[Component data from apps and pages]
BEGIN

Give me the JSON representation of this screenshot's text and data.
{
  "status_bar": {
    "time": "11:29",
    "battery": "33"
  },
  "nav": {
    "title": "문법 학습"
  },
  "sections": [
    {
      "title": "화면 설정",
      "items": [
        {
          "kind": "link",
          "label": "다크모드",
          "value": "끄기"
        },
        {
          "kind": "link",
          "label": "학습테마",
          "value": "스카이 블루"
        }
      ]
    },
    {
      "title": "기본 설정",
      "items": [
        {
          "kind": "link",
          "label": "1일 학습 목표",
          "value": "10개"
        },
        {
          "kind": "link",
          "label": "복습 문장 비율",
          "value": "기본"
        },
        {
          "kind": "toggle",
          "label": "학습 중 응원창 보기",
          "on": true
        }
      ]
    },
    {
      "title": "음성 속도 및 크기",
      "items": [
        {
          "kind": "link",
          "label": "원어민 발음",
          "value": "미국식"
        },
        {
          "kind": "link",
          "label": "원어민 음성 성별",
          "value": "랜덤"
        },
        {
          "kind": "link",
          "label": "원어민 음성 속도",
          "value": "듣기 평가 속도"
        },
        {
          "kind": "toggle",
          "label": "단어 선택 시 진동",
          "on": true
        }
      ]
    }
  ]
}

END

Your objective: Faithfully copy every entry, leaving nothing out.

Your solution:
Give me the JSON representation of this screenshot's text and data.
{
  "status_bar": {
    "time": "11:29",
    "battery": "33"
  },
  "nav": {
    "title": "문법 학습"
  },
  "sections": [
    {
      "title": "화면 설정",
      "items": [
        {
          "kind": "link",
          "label": "다크모드",
          "value": "끄기"
        },
        {
          "kind": "link",
          "label": "학습테마",
          "value": "스카이 블루"
        }
      ]
    },
    {
      "title": "기본 설정",
      "items": [
        {
          "kind": "link",
          "label": "1일 학습 목표",
          "value": "10개"
        },
        {
          "kind": "link",
          "label": "복습 문장 비율",
          "value": "기본"
        },
        {
          "kind": "toggle",
          "label": "학습 중 응원창 보기",
          "on": true
        }
      ]
    },
    {
      "title": "음성 속도 및 크기",
      "items": [
        {
          "kind": "link",
          "label": "원어민 발음",
          "value": "미국식"
        },
        {
          "kind": "link",
          "label": "원어민 음성 성별",
          "value": "랜덤"
        },
        {
          "kind": "link",
          "label": "원어민 음성 속도",
          "value": "듣기 평가 속도"
        },
        {
          "kind": "toggle",
          "label": "단어 선택 시 진동",
          "on": true
        }
      ]
    }
  ]
}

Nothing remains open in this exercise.